- Your novel has many autobiographical elements. Like Joon, your main character, you’re a Korean-American from New York City who was a teenage runaway, a dance hostess, and an Avon Lady who sold cosmetics door to door. Joon is also at times a drug addict, a sex worker, and a petty criminal. How closely is Joon’s story based on your own?
Not very. If I had to put it in numbers, I’d say maybe one percent of the book is autobiographical. Yes, I left home at a young age but I chose not to write about the actual events of my own life as a runaway. I kept those actual events in a “reserve” of sorts and used my knowledge of them to strengthen the narrative artifice I was creating.
Take the chapter “Avon” for example, in which Joon sells cosmetics door-to-door. I once had a job selling jewelry out of a briefcase door to door. I think I was maybe fourteen or fifteen then. I would walk down streets and enter businesses and do my best to get someone, anyone, to buy a gold necklace or what have you from me. One place I went into was a Chinese restaurant. It was completely empty of customers, so I walked to the back, into the kitchen, and mimed and gestured my sales pitch to a staff of Chinese men who spoke little English. I held a necklace out for them to see. One of them took it from my hand, looked at it closely, and without much warning, tossed it into a sizzling wok. I was stunned. The man said to me, “Fake? Turn green,” again and again, while stir-frying the necklace with these very long chopsticks. They all stood around the stove and watched the oil bubble, and I think I prayed to every god I knew back then, begging for that necklace to stay gold. After about a minute or so, the man plucked the necklace out, studied it again, and said words to his co-workers, who nodded in agreement. Luckily, for me, it didn’t turn green.

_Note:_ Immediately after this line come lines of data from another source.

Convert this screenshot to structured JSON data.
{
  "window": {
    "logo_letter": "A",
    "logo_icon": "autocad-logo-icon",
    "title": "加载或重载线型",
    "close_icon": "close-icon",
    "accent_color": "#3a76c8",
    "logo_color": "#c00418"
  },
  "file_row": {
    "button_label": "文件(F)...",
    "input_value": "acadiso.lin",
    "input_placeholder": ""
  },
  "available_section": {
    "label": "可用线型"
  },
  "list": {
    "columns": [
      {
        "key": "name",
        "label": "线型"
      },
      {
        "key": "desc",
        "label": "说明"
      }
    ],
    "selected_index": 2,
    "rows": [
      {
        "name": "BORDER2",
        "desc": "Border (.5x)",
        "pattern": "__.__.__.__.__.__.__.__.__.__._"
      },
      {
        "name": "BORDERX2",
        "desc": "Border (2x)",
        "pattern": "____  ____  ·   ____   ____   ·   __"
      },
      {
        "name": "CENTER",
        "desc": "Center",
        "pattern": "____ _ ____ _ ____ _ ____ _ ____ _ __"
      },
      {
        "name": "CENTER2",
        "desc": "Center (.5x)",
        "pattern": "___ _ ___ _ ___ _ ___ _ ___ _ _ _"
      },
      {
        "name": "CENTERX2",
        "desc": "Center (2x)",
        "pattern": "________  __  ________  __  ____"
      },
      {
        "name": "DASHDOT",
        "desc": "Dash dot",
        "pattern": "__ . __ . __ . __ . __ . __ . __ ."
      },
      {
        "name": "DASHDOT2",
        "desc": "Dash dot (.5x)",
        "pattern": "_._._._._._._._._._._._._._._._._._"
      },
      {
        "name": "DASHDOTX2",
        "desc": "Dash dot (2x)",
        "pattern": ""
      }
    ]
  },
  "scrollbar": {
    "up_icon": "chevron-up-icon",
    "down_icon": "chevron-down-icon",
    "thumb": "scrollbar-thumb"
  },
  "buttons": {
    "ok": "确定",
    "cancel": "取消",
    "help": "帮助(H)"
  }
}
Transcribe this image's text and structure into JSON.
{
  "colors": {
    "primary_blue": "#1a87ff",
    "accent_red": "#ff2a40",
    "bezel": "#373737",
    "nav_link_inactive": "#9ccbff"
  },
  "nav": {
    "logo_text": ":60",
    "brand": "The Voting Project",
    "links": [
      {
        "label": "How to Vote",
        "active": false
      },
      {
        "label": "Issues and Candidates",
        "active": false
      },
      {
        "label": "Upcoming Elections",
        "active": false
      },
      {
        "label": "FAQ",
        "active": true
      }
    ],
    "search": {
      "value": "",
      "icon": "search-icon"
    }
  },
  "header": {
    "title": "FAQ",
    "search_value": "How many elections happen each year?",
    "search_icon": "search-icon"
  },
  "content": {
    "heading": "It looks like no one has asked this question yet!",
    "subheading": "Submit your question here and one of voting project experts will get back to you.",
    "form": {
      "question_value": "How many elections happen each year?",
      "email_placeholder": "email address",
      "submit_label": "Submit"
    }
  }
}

I’m pretty sure it was my one and only sale, but when that man paid me money, I remember feeling proud of myself for having rolled with the punches—for having kept my cool about the stir-frying thing. For a split second I thought I could make it. That even though I had a few things stacked against me, I could work and make money and eventually make it off the streets
That was a really good day, and that moment has stayed near me for decades. But I didn’t write about it in the book. Instead I contained the moment and wrote completely fictional events and dialogue to better explore and express just how complex a feeling like pride and hope can be for someone who’s on the verge hopelessness as Joon is in “Avon.” Incidentally, I also didn’t write about actual events that occurred while I sold Avon door to door either. Basically, my approach to this material was inspired by Hemingway’s iceberg principle: for every part of the iceberg we see, seven-eighths of it is underwater, strengthening the iceberg.